“You are not afraid of me as others are.” Margarina tilted her head slightly to the side and allowed her dark curls to ripple over her shoulder. The glistening sun reflected from her jewelry as she stared hard at Gitano. “That’s good. You’ll need this courage to face your future.”


9 comments:

Jodi Cleghorn said...

The richness of your writing and the depth ... well I am speechless and covered in goose bumps.

You have definitely hit your groove with this story Annie. I am transported with ease back to this time, intrigued with the plot - I can even smell it. Edge of your seat reading!

I can't wait for the two stories to collide with each other. I think I will be writing some Captain Juan tonight.... the La G needs to make landfall soon in Italy so these stories can explode into each other.

Hats off to you Annie. Just brilliant! You should be very chuffed with where all this is going (for want of better words!)

M. D. Benoit said...

Interesting that the man named Gitano is not Romani (since they're basically synonym). Any particular meaning to that?

The tone is still good and credible. I would call this more of a sequel rather than a scene, a sort of hyphen.
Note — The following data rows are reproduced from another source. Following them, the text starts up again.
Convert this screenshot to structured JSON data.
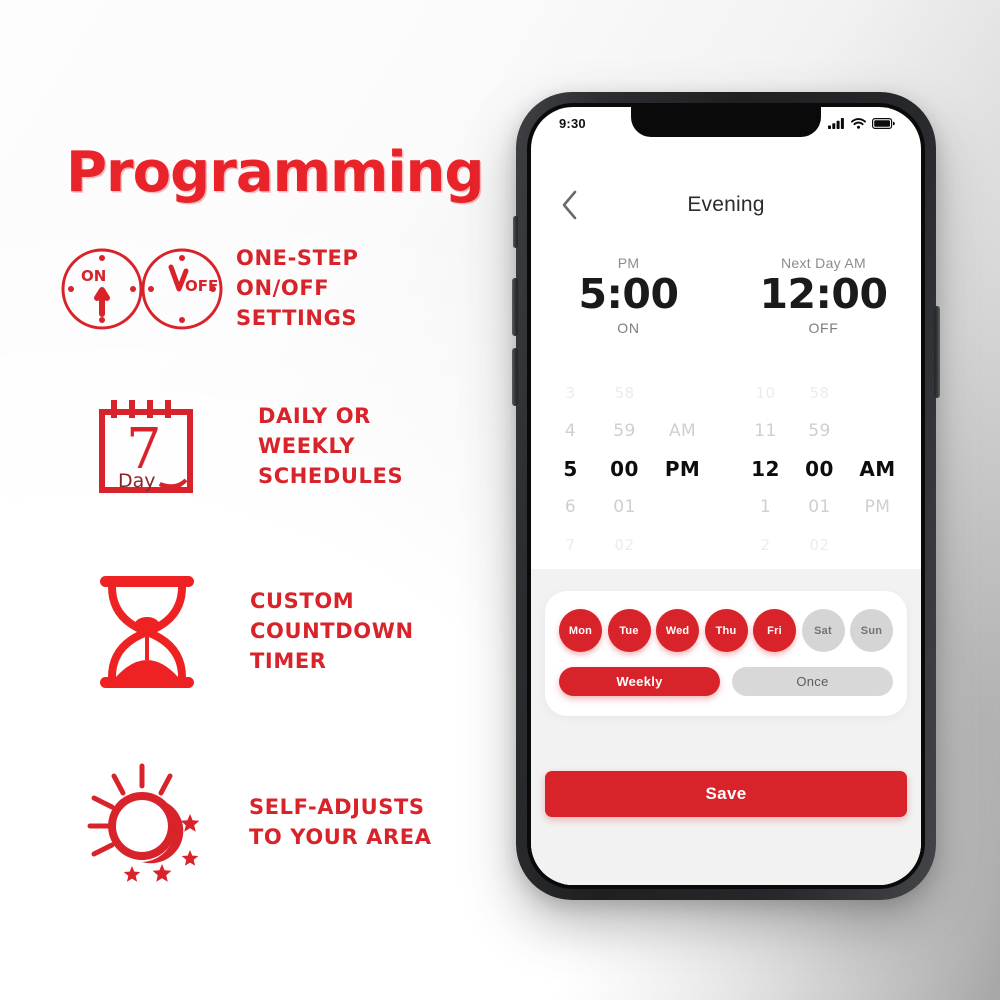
{
  "title": "Programming",
  "brand_color": "#d9232a",
  "features": [
    {
      "icon": "on-off-clocks-icon",
      "text": "ONE-STEP\nON/OFF\nSETTINGS",
      "icon_labels": {
        "on": "ON",
        "off": "OFF"
      }
    },
    {
      "icon": "seven-day-calendar-icon",
      "text": "DAILY OR\nWEEKLY\nSCHEDULES",
      "icon_labels": {
        "number": "7",
        "unit": "Day"
      }
    },
    {
      "icon": "hourglass-icon",
      "text": "CUSTOM\nCOUNTDOWN\nTIMER",
      "icon_labels": {}
    },
    {
      "icon": "sun-stars-icon",
      "text": "SELF-ADJUSTS\nTO YOUR AREA",
      "icon_labels": {}
    }
  ],
  "phone": {
    "status_bar": {
      "time": "9:30",
      "icons": [
        "signal-icon",
        "wifi-icon",
        "battery-icon"
      ]
    },
    "nav": {
      "back_icon": "chevron-left-icon",
      "title": "Evening"
    },
    "time_summary": [
      {
        "meta_top": "PM",
        "value": "5:00",
        "meta_bottom": "ON"
      },
      {
        "meta_top": "Next Day AM",
        "value": "12:00",
        "meta_bottom": "OFF"
      }
    ],
    "pickers": [
      {
        "name": "on-time-picker",
        "hours": [
          "3",
          "4",
          "5",
          "6",
          "7"
        ],
        "minutes": [
          "58",
          "59",
          "00",
          "01",
          "02"
        ],
        "periods": [
          "",
          "AM",
          "PM",
          "",
          ""
        ],
        "selected_index": 2
      },
      {
        "name": "off-time-picker",
        "hours": [
          "10",
          "11",
          "12",
          "1",
          "2"
        ],
        "minutes": [
          "58",
          "59",
          "00",
          "01",
          "02"
        ],
        "periods": [
          "",
          "",
          "AM",
          "PM",
          ""
        ],
        "selected_index": 2
      }
    ],
    "days": [
      {
        "label": "Mon",
        "active": true
      },
      {
        "label": "Tue",
        "active": true
      },
      {
        "label": "Wed",
        "active": true
      },
      {
        "label": "Thu",
        "active": true
      },
      {
        "label": "Fri",
        "active": true
      },
      {
        "label": "Sat",
        "active": false
      },
      {
        "label": "Sun",
        "active": false
      }
    ],
    "repeat_options": [
      {
        "label": "Weekly",
        "active": true
      },
      {
        "label": "Once",
        "active": false
      }
    ],
    "save_label": "Save"
  }
}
Cool.

You can read mine at http://mdbenoit.com/blog/2009/06/05/fiction-friday-nine-lives/

Ali Bali Bee said...

This is a great story that can run and run with these characters. Love your descriptive content, really takes you back to that era. Look forward to see how it moves on.
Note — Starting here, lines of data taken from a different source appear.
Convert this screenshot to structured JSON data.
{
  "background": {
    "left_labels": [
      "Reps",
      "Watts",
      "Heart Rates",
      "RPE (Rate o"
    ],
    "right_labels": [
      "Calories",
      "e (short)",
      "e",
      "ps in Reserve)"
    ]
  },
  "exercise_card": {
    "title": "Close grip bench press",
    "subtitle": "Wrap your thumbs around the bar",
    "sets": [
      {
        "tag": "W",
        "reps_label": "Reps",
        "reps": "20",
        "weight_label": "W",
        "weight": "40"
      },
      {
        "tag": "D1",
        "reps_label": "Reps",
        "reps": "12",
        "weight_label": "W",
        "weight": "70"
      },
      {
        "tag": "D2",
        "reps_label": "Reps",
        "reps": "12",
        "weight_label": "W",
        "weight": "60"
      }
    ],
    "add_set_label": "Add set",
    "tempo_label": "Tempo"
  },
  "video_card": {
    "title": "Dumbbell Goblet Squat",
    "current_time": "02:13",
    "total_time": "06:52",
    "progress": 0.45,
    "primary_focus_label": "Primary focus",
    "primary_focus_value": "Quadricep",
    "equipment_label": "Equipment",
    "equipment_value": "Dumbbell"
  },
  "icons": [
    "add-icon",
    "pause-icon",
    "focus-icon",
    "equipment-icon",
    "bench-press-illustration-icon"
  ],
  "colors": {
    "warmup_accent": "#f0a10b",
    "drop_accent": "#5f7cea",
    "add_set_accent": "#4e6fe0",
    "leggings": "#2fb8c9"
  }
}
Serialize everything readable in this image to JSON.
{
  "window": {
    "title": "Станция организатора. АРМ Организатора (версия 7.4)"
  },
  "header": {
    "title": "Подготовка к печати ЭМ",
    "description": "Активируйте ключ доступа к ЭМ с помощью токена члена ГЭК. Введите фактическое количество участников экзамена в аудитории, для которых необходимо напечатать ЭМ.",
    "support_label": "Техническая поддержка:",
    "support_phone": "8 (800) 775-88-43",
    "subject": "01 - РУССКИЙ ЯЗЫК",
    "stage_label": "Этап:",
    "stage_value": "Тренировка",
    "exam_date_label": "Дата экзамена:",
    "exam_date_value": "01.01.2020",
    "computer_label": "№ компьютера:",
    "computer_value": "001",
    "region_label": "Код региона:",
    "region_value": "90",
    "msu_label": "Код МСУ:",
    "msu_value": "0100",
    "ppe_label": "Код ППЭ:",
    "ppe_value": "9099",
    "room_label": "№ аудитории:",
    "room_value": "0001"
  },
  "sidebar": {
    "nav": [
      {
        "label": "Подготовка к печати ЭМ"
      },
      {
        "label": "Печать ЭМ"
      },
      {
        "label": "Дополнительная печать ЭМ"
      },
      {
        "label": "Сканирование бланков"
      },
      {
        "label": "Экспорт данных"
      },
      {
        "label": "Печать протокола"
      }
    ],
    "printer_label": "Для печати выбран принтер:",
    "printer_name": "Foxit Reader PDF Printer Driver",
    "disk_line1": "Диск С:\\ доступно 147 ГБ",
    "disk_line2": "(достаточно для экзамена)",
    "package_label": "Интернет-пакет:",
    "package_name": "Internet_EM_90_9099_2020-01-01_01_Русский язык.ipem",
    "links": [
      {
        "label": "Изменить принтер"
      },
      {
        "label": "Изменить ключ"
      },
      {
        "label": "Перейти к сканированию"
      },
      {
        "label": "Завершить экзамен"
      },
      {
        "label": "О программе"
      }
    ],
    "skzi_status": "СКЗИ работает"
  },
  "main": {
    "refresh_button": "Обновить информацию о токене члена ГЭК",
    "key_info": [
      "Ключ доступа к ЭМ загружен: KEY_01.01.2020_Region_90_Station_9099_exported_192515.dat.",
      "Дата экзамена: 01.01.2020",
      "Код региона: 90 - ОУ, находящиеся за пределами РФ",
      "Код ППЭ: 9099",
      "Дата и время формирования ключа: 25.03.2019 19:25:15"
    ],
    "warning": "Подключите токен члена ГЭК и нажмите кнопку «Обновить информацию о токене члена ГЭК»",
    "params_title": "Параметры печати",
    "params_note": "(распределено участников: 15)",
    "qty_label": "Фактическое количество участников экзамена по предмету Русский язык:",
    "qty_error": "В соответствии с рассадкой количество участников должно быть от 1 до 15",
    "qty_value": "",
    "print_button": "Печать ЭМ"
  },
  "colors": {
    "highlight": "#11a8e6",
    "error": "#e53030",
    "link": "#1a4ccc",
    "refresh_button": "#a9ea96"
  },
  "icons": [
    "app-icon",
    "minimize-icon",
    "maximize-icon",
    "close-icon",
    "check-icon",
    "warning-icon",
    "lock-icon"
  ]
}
Vanessa said...

Beautifully written as always. I always get lost in your scenes that touch all the senses.

rosey pinkerton said...

A thouroughly good piece. It is so decriptive that I felt I was there.

kajoemanis said...

beautifully written. like rosy said, I also felt that I was there witnessing the story flow.
Bravo, Annie!

Benjamin Solah said...

I liked the imagery and description, especially of the circus performers playing in the mud. I could see their bright colours contrasting so strongly.

Annie Evett said...

Thanks - and yes - it is a scene from my Rromani stories - which will also at some point run into the Captain Juan blog fiction. To answer your question MD - Gitano means Gypsy in the rromani language. In previous stories I have posted here I explore a little of his heritage.

Uncle Tee said...

Annie, thanks for the kind comments on my story. I love the way you write...I feel right there in the story.
Thanks